Are your cabinets stocked with name-brand or generic drugs? Here are five common myths about generic drugs dispelled with facts from the FDA.
If your medicine cabinet is full of generic drugs, it’s likely because you’ve noticed that they tend to be the less expensive choice compared to name-brand versions. Don’t forget that the brand usually has an “exclusive right” to manufacture and sell the drug for a specific period of time, under the U.S. patent system. However, once the patent period has expired, generic drug makers may enter the market and sell the same drug. This patent system seeks to reward innovation by giving the brand-name inventor/producer an exclusive period of time to recover its initial investment in researching and developing the drug, while balancing the needs of the public for reasonably-priced drugs.
Generic drug makers bring price competition to the drug market, but some patients prefer brand-name drugs to generics. Let’s look at five myths connected to generics, and then compare those myths with the facts offered by the U.S. Food and Drug Administration, which regulates the nation’s drug industry.
Myth #1: The active ingredients in generics are different from brand-name drugs, and generics go through a less stringent FDA approval process.
Fact: According to the FDA, “[G]eneric drugs are required to have the same active ingredient, strength, dosage form and route of administration as the brand-name product,” and the FDA approval process doesn’t change depending on whether the drug in question is a generic or a brand-name drug.
Myth #2: Generics somehow work differently in the human body as brand-name drugs.

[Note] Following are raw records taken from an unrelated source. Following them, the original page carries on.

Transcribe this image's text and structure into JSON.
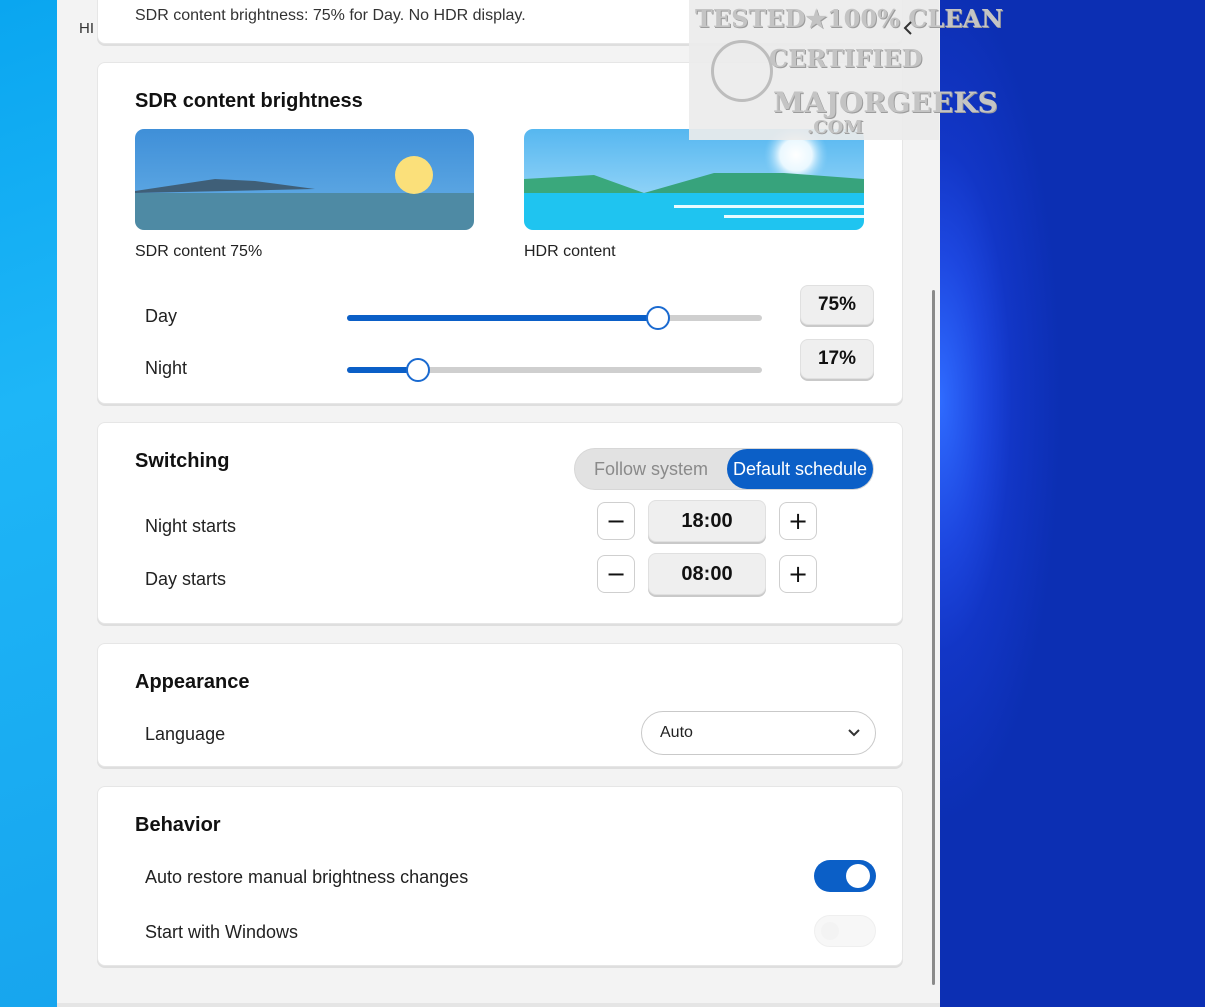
{
  "window": {
    "partial_title": "HI"
  },
  "status": {
    "text": "SDR content brightness: 75% for Day. No HDR display."
  },
  "watermark": {
    "line1": "TESTED★100% CLEAN",
    "line2": "CERTIFIED",
    "line3": "MAJORGEEKS",
    "line4": ".COM"
  },
  "sdr_section": {
    "title": "SDR content brightness",
    "sdr_caption": "SDR content  75%",
    "hdr_caption": "HDR content",
    "day": {
      "label": "Day",
      "value_text": "75%",
      "value": 75
    },
    "night": {
      "label": "Night",
      "value_text": "17%",
      "value": 17
    }
  },
  "switching": {
    "title": "Switching",
    "options": [
      "Follow system",
      "Default schedule"
    ],
    "selected": "Default schedule",
    "night_starts": {
      "label": "Night starts",
      "time": "18:00"
    },
    "day_starts": {
      "label": "Day starts",
      "time": "08:00"
    },
    "minus_glyph": "−",
    "plus_glyph": "+"
  },
  "appearance": {
    "title": "Appearance",
    "language_label": "Language",
    "language_value": "Auto"
  },
  "behavior": {
    "title": "Behavior",
    "auto_restore": {
      "label": "Auto restore manual brightness changes",
      "on": true
    },
    "start_with_windows": {
      "label": "Start with Windows",
      "on": false
    }
  },
  "colors": {
    "accent": "#0b5fc7",
    "desktop_left": "#17a5ee",
    "desktop_right": "#1236c6"
  }
}
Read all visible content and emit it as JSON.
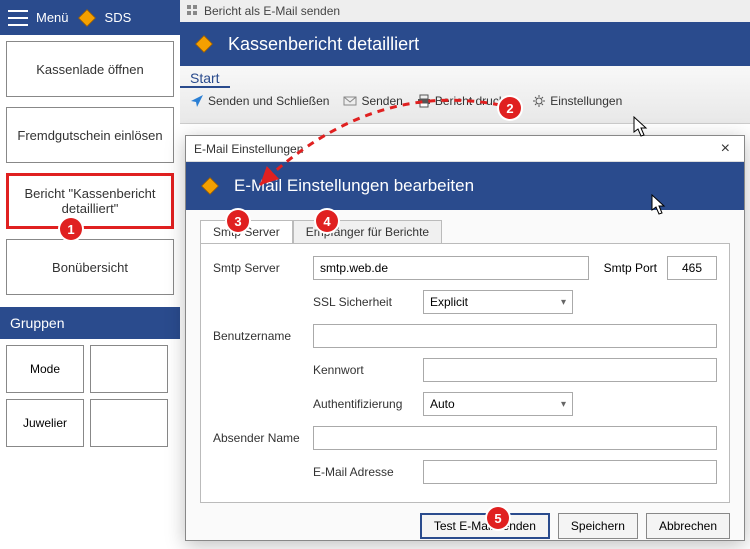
{
  "menu": {
    "label": "Menü",
    "sds_label": "SDS"
  },
  "tiles": {
    "t1": "Kassenlade öffnen",
    "t2": "Fremdgutschein einlösen",
    "t3": "Bericht \"Kassenbericht detailliert\"",
    "t4": "Bonübersicht"
  },
  "groups": {
    "header": "Gruppen",
    "g1": "Mode",
    "g2": "Juwelier"
  },
  "report": {
    "window_title": "Bericht als E-Mail senden",
    "banner": "Kassenbericht detailliert",
    "start": "Start",
    "a_send_close": "Senden und Schließen",
    "a_send": "Senden",
    "a_print": "Bericht drucken",
    "a_settings": "Einstellungen"
  },
  "dialog": {
    "titlebar": "E-Mail Einstellungen",
    "banner": "E-Mail Einstellungen bearbeiten",
    "tab_smtp": "Smtp Server",
    "tab_recipients": "Empfänger für Berichte",
    "lbl_server": "Smtp Server",
    "val_server": "smtp.web.de",
    "lbl_port": "Smtp Port",
    "val_port": "465",
    "lbl_ssl": "SSL Sicherheit",
    "val_ssl": "Explicit",
    "lbl_user": "Benutzername",
    "lbl_pass": "Kennwort",
    "lbl_auth": "Authentifizierung",
    "val_auth": "Auto",
    "lbl_sender": "Absender Name",
    "lbl_email": "E-Mail Adresse",
    "btn_test": "Test E-Mail senden",
    "btn_save": "Speichern",
    "btn_cancel": "Abbrechen"
  },
  "annotations": {
    "b1": "1",
    "b2": "2",
    "b3": "3",
    "b4": "4",
    "b5": "5"
  }
}
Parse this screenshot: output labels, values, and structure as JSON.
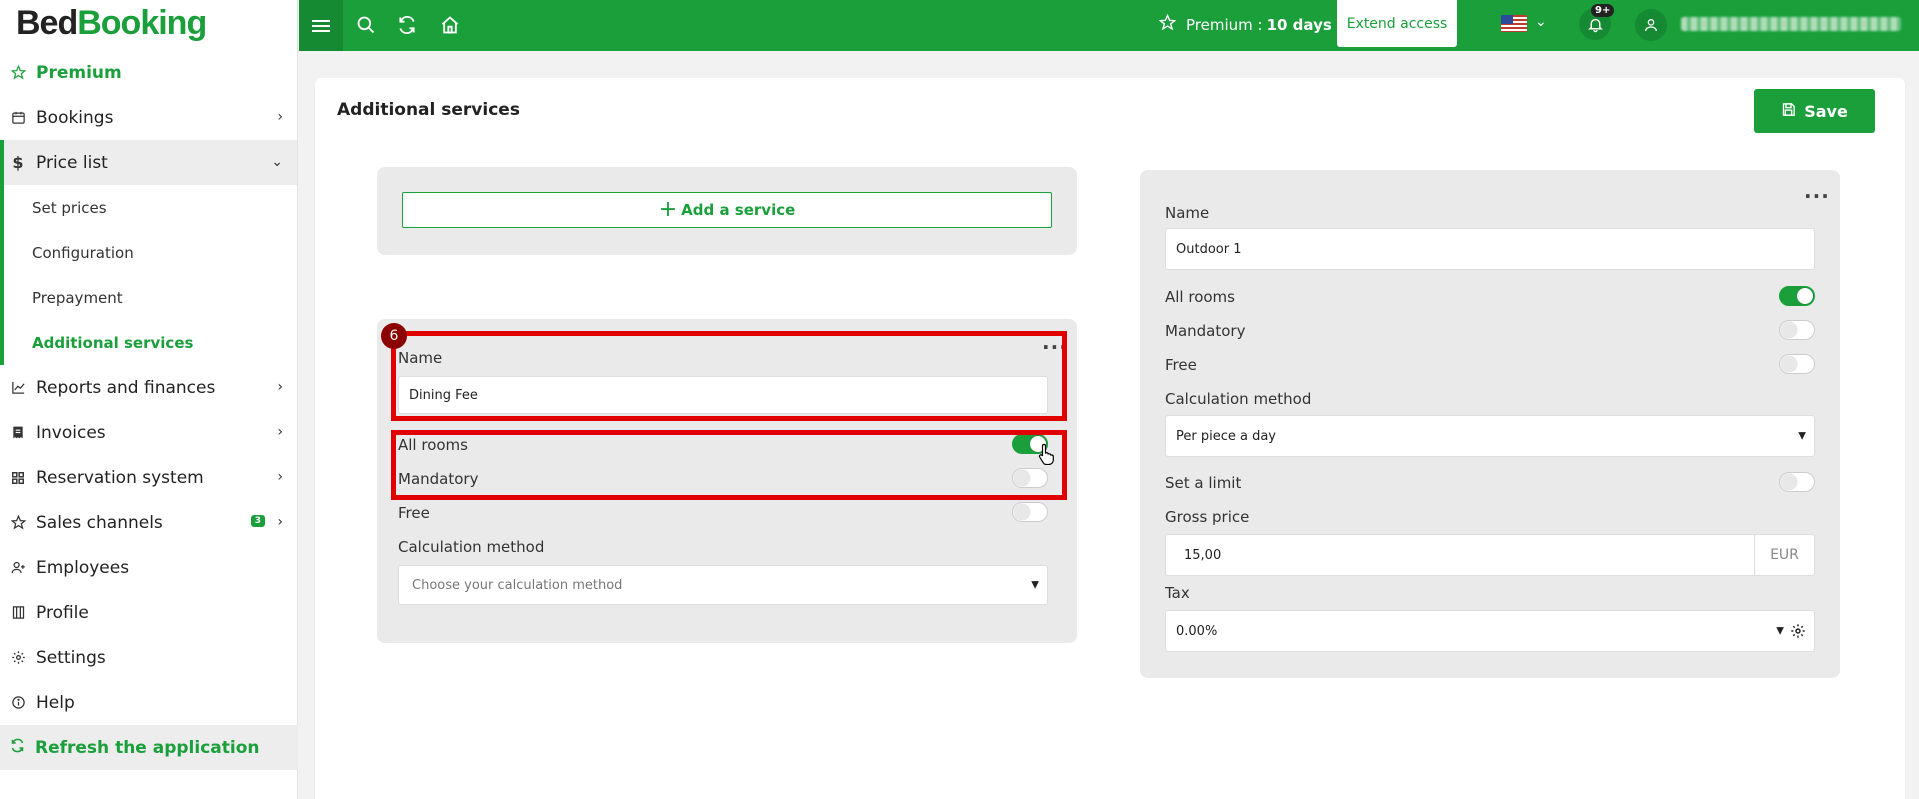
{
  "logo": {
    "part1": "Bed",
    "part2": "Booking"
  },
  "sidebar": {
    "premium": "Premium",
    "items": [
      {
        "label": "Bookings",
        "icon": "calendar-icon"
      },
      {
        "label": "Price list",
        "icon": "dollar-icon"
      },
      {
        "label": "Reports and finances",
        "icon": "chart-icon"
      },
      {
        "label": "Invoices",
        "icon": "invoice-icon"
      },
      {
        "label": "Reservation system",
        "icon": "grid-icon"
      },
      {
        "label": "Sales channels",
        "icon": "star-icon",
        "badge": "3"
      },
      {
        "label": "Employees",
        "icon": "user-plus-icon"
      },
      {
        "label": "Profile",
        "icon": "building-icon"
      },
      {
        "label": "Settings",
        "icon": "gear-icon"
      },
      {
        "label": "Help",
        "icon": "info-icon"
      }
    ],
    "price_list_sub": [
      "Set prices",
      "Configuration",
      "Prepayment",
      "Additional services"
    ],
    "refresh": "Refresh the application"
  },
  "topbar": {
    "premium_label": "Premium :",
    "premium_days": "10 days",
    "extend": "Extend access",
    "notif_badge": "9+"
  },
  "page": {
    "title": "Additional services",
    "save": "Save"
  },
  "left": {
    "add_service": "Add a service",
    "step": "6",
    "name_label": "Name",
    "name_value": "Dining Fee",
    "all_rooms": "All rooms",
    "mandatory": "Mandatory",
    "free": "Free",
    "calc_label": "Calculation method",
    "calc_placeholder": "Choose your calculation method",
    "toggles": {
      "all_rooms": true,
      "mandatory": false,
      "free": false
    }
  },
  "right": {
    "name_label": "Name",
    "name_value": "Outdoor 1",
    "all_rooms": "All rooms",
    "mandatory": "Mandatory",
    "free": "Free",
    "calc_label": "Calculation method",
    "calc_value": "Per piece a day",
    "set_limit": "Set a limit",
    "gross_label": "Gross price",
    "gross_value": "15,00",
    "currency": "EUR",
    "tax_label": "Tax",
    "tax_value": "0.00%",
    "toggles": {
      "all_rooms": true,
      "mandatory": false,
      "free": false,
      "set_limit": false
    }
  },
  "colors": {
    "brand": "#1a9f3b",
    "highlight": "#e00000"
  }
}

Fact: The FDA requires the generic to prove “bioequivalency” with the brand-name drug, meaning it works on the body in the same way. For example, the generic producer must be able to prove, using a blood test, that the amount of the drug in a patient’s bloodstream is the same as the branded drug. “If the levels of the drug in the bloodstream are the same as the levels found when the brand-name product is used,” notes the FDA, “the generic drug will work the same.”
In fact, a study published in the Journal of the American Medical Association, called “Clinical equivalence of generic and brand-name drugs used in cardiovascular disease: a systematic review and meta-analysis,” compared generic and brand-name drugs used against cardiovascular disease, finding zero evidence “that brand-name heart drugs worked any better than generic heart drugs,” notes the FDA website.
Myth #3: The standards for quality in the manufacturing of brand-name drugs are somehow higher than quality standards for the production of generics.
Fact: All generic drug producers are required to follow the same quality standards for making, testing and packaging their drugs as the brand-name drug manufacturers. In fact, many generic drugs are produced in exactly the same factory, following the same standards, as branded drugs.
Myth #4: The differences in price between the generic and brand-name drugs are slight, so you might as well play it safe and buy the brand name.
Fact: As shown above, the active ingredients are the same, and the standards for production quality are the same. What’s the major difference? The FDA notes that the generic drug price averages 80 to 85 percent less than the brand-name price.
Myth #5: Generic drug makers can sell at a vastly lower price because their quality is less.
Fact: The reason generic producers can sell at a lower price is simple: They don’t need to recover any initial investment in research and development, or expensive clinical trials, nor do they launch multimillion-dollar television commercials and marketing campaigns, as the branded drug producers typically do. The generic producers can pass these cost savings on to patients.
Generic drugs save the U.S. economy billions of dollars per week, according to the FDA. As the cost of healthcare continues to soar above the rate of inflation, generics are a rare source of healthcare savings. As the above list shows, there’s no difference in the effectiveness or quality manufacturing standards between generics and brand-name drugs. Indeed, they are both often produced in the exact same production plant under exactly the same conditions. While you may not feel any difference in your body, you can certainly feel it in your pocket.